[Website and app data records]

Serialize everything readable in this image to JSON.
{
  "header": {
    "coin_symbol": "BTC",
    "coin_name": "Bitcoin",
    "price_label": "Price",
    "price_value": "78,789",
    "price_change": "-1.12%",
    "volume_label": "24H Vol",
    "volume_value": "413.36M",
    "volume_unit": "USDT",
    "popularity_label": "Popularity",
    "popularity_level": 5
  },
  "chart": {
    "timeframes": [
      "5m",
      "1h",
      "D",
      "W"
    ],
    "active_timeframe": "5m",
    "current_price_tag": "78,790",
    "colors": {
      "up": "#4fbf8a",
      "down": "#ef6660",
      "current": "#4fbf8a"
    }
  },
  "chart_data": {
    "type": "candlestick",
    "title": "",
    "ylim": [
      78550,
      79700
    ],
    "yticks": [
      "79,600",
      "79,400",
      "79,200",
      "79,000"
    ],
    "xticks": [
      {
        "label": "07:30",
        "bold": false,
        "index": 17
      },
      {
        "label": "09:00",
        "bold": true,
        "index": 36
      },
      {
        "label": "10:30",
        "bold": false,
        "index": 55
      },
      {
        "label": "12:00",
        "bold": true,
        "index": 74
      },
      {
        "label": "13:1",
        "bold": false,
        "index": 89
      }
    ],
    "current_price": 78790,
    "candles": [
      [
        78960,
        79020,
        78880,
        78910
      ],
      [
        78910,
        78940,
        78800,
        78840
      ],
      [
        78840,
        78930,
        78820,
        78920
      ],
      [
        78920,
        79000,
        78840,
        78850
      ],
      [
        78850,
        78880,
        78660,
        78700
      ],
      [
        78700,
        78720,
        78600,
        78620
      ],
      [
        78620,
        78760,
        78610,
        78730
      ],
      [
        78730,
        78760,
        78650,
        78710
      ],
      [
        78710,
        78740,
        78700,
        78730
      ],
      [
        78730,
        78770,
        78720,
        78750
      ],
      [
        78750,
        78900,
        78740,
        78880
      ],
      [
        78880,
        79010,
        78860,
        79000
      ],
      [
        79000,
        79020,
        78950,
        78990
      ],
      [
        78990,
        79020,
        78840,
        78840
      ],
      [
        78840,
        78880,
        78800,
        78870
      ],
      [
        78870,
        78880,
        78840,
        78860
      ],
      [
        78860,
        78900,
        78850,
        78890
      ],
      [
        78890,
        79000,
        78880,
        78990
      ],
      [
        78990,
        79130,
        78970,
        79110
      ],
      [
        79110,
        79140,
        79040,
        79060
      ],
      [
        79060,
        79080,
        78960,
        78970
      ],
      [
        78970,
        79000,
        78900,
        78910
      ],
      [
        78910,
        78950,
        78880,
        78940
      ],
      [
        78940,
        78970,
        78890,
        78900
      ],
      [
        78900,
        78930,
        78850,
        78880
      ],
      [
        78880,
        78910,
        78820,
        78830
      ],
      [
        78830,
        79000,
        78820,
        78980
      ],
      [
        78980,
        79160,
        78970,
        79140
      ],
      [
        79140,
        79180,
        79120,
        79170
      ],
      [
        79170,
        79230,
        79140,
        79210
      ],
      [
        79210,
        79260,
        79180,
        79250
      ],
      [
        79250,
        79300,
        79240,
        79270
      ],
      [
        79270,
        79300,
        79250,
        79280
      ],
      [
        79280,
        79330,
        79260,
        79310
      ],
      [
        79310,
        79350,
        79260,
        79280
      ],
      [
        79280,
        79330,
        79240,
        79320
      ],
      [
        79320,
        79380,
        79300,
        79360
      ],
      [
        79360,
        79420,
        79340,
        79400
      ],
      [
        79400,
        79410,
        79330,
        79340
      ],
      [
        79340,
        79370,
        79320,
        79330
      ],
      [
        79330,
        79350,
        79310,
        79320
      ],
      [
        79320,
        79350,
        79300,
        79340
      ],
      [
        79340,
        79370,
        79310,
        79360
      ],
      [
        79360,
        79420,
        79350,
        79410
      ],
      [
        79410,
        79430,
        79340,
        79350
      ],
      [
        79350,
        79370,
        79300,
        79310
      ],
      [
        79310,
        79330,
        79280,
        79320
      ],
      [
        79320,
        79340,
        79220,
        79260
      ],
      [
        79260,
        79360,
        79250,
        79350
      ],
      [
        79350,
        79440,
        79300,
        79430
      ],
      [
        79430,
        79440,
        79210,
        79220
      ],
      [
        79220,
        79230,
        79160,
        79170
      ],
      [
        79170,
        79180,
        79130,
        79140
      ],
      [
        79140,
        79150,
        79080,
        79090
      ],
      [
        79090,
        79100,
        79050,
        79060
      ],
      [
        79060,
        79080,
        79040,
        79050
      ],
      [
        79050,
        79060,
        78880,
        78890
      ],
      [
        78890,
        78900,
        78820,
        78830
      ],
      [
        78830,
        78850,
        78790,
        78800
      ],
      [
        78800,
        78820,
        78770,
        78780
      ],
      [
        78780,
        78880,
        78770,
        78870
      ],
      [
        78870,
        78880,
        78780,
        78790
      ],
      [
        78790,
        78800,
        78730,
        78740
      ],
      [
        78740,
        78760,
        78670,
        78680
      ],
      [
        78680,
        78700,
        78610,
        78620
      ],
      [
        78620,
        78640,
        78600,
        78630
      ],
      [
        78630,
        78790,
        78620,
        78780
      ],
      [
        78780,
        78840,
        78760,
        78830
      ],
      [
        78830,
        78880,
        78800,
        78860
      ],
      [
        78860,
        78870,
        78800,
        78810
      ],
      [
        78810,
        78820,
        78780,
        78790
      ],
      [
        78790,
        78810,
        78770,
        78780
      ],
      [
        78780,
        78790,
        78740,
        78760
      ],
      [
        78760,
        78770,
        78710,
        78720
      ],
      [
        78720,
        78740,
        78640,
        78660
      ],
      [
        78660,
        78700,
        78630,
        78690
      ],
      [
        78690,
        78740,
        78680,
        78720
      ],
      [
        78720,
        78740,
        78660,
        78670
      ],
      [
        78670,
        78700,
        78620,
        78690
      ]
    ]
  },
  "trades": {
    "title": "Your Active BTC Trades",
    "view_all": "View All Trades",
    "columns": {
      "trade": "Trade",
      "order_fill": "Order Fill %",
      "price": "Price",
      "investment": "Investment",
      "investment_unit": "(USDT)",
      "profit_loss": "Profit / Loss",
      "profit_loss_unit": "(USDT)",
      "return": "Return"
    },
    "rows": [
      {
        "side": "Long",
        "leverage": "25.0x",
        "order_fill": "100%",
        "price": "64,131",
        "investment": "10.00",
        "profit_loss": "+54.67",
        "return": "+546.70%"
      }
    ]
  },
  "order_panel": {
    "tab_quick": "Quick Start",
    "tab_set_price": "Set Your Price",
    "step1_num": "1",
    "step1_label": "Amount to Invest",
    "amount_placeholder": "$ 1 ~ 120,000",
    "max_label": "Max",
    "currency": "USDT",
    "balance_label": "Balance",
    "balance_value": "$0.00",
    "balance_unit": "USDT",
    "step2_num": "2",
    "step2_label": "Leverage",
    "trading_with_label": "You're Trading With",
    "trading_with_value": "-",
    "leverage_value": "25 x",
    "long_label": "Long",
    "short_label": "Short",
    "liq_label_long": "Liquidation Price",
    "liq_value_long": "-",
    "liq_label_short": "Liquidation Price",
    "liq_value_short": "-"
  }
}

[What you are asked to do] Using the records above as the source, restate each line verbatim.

[Task answer]
Serialize everything readable in this image to JSON.
{
  "header": {
    "coin_symbol": "BTC",
    "coin_name": "Bitcoin",
    "price_label": "Price",
    "price_value": "78,789",
    "price_change": "-1.12%",
    "volume_label": "24H Vol",
    "volume_value": "413.36M",
    "volume_unit": "USDT",
    "popularity_label": "Popularity",
    "popularity_level": 5
  },
  "chart": {
    "timeframes": [
      "5m",
      "1h",
      "D",
      "W"
    ],
    "active_timeframe": "5m",
    "current_price_tag": "78,790",
    "colors": {
      "up": "#4fbf8a",
      "down": "#ef6660",
      "current": "#4fbf8a"
    }
  },
  "chart_data": {
    "type": "candlestick",
    "title": "",
    "ylim": [
      78550,
      79700
    ],
    "yticks": [
      "79,600",
      "79,400",
      "79,200",
      "79,000"
    ],
    "xticks": [
      {
        "label": "07:30",
        "bold": false,
        "index": 17
      },
      {
        "label": "09:00",
        "bold": true,
        "index": 36
      },
      {
        "label": "10:30",
        "bold": false,
        "index": 55
      },
      {
        "label": "12:00",
        "bold": true,
        "index": 74
      },
      {
        "label": "13:1",
        "bold": false,
        "index": 89
      }
    ],
    "current_price": 78790,
    "candles": [
      [
        78960,
        79020,
        78880,
        78910
      ],
      [
        78910,
        78940,
        78800,
        78840
      ],
      [
        78840,
        78930,
        78820,
        78920
      ],
      [
        78920,
        79000,
        78840,
        78850
      ],
      [
        78850,
        78880,
        78660,
        78700
      ],
      [
        78700,
        78720,
        78600,
        78620
      ],
      [
        78620,
        78760,
        78610,
        78730
      ],
      [
        78730,
        78760,
        78650,
        78710
      ],
      [
        78710,
        78740,
        78700,
        78730
      ],
      [
        78730,
        78770,
        78720,
        78750
      ],
      [
        78750,
        78900,
        78740,
        78880
      ],
      [
        78880,
        79010,
        78860,
        79000
      ],
      [
        79000,
        79020,
        78950,
        78990
      ],
      [
        78990,
        79020,
        78840,
        78840
      ],
      [
        78840,
        78880,
        78800,
        78870
      ],
      [
        78870,
        78880,
        78840,
        78860
      ],
      [
        78860,
        78900,
        78850,
        78890
      ],
      [
        78890,
        79000,
        78880,
        78990
      ],
      [
        78990,
        79130,
        78970,
        79110
      ],
      [
        79110,
        79140,
        79040,
        79060
      ],
      [
        79060,
        79080,
        78960,
        78970
      ],
      [
        78970,
        79000,
        78900,
        78910
      ],
      [
        78910,
        78950,
        78880,
        78940
      ],
      [
        78940,
        78970,
        78890,
        78900
      ],
      [
        78900,
        78930,
        78850,
        78880
      ],
      [
        78880,
        78910,
        78820,
        78830
      ],
      [
        78830,
        79000,
        78820,
        78980
      ],
      [
        78980,
        79160,
        78970,
        79140
      ],
      [
        79140,
        79180,
        79120,
        79170
      ],
      [
        79170,
        79230,
        79140,
        79210
      ],
      [
        79210,
        79260,
        79180,
        79250
      ],
      [
        79250,
        79300,
        79240,
        79270
      ],
      [
        79270,
        79300,
        79250,
        79280
      ],
      [
        79280,
        79330,
        79260,
        79310
      ],
      [
        79310,
        79350,
        79260,
        79280
      ],
      [
        79280,
        79330,
        79240,
        79320
      ],
      [
        79320,
        79380,
        79300,
        79360
      ],
      [
        79360,
        79420,
        79340,
        79400
      ],
      [
        79400,
        79410,
        79330,
        79340
      ],
      [
        79340,
        79370,
        79320,
        79330
      ],
      [
        79330,
        79350,
        79310,
        79320
      ],
      [
        79320,
        79350,
        79300,
        79340
      ],
      [
        79340,
        79370,
        79310,
        79360
      ],
      [
        79360,
        79420,
        79350,
        79410
      ],
      [
        79410,
        79430,
        79340,
        79350
      ],
      [
        79350,
        79370,
        79300,
        79310
      ],
      [
        79310,
        79330,
        79280,
        79320
      ],
      [
        79320,
        79340,
        79220,
        79260
      ],
      [
        79260,
        79360,
        79250,
        79350
      ],
      [
        79350,
        79440,
        79300,
        79430
      ],
      [
        79430,
        79440,
        79210,
        79220
      ],
      [
        79220,
        79230,
        79160,
        79170
      ],
      [
        79170,
        79180,
        79130,
        79140
      ],
      [
        79140,
        79150,
        79080,
        79090
      ],
      [
        79090,
        79100,
        79050,
        79060
      ],
      [
        79060,
        79080,
        79040,
        79050
      ],
      [
        79050,
        79060,
        78880,
        78890
      ],
      [
        78890,
        78900,
        78820,
        78830
      ],
      [
        78830,
        78850,
        78790,
        78800
      ],
      [
        78800,
        78820,
        78770,
        78780
      ],
      [
        78780,
        78880,
        78770,
        78870
      ],
      [
        78870,
        78880,
        78780,
        78790
      ],
      [
        78790,
        78800,
        78730,
        78740
      ],
      [
        78740,
        78760,
        78670,
        78680
      ],
      [
        78680,
        78700,
        78610,
        78620
      ],
      [
        78620,
        78640,
        78600,
        78630
      ],
      [
        78630,
        78790,
        78620,
        78780
      ],
      [
        78780,
        78840,
        78760,
        78830
      ],
      [
        78830,
        78880,
        78800,
        78860
      ],
      [
        78860,
        78870,
        78800,
        78810
      ],
      [
        78810,
        78820,
        78780,
        78790
      ],
      [
        78790,
        78810,
        78770,
        78780
      ],
      [
        78780,
        78790,
        78740,
        78760
      ],
      [
        78760,
        78770,
        78710,
        78720
      ],
      [
        78720,
        78740,
        78640,
        78660
      ],
      [
        78660,
        78700,
        78630,
        78690
      ],
      [
        78690,
        78740,
        78680,
        78720
      ],
      [
        78720,
        78740,
        78660,
        78670
      ],
      [
        78670,
        78700,
        78620,
        78690
      ]
    ]
  },
  "trades": {
    "title": "Your Active BTC Trades",
    "view_all": "View All Trades",
    "columns": {
      "trade": "Trade",
      "order_fill": "Order Fill %",
      "price": "Price",
      "investment": "Investment",
      "investment_unit": "(USDT)",
      "profit_loss": "Profit / Loss",
      "profit_loss_unit": "(USDT)",
      "return": "Return"
    },
    "rows": [
      {
        "side": "Long",
        "leverage": "25.0x",
        "order_fill": "100%",
        "price": "64,131",
        "investment": "10.00",
        "profit_loss": "+54.67",
        "return": "+546.70%"
      }
    ]
  },
  "order_panel": {
    "tab_quick": "Quick Start",
    "tab_set_price": "Set Your Price",
    "step1_num": "1",
    "step1_label": "Amount to Invest",
    "amount_placeholder": "$ 1 ~ 120,000",
    "max_label": "Max",
    "currency": "USDT",
    "balance_label": "Balance",
    "balance_value": "$0.00",
    "balance_unit": "USDT",
    "step2_num": "2",
    "step2_label": "Leverage",
    "trading_with_label": "You're Trading With",
    "trading_with_value": "-",
    "leverage_value": "25 x",
    "long_label": "Long",
    "short_label": "Short",
    "liq_label_long": "Liquidation Price",
    "liq_value_long": "-",
    "liq_label_short": "Liquidation Price",
    "liq_value_short": "-"
  }
}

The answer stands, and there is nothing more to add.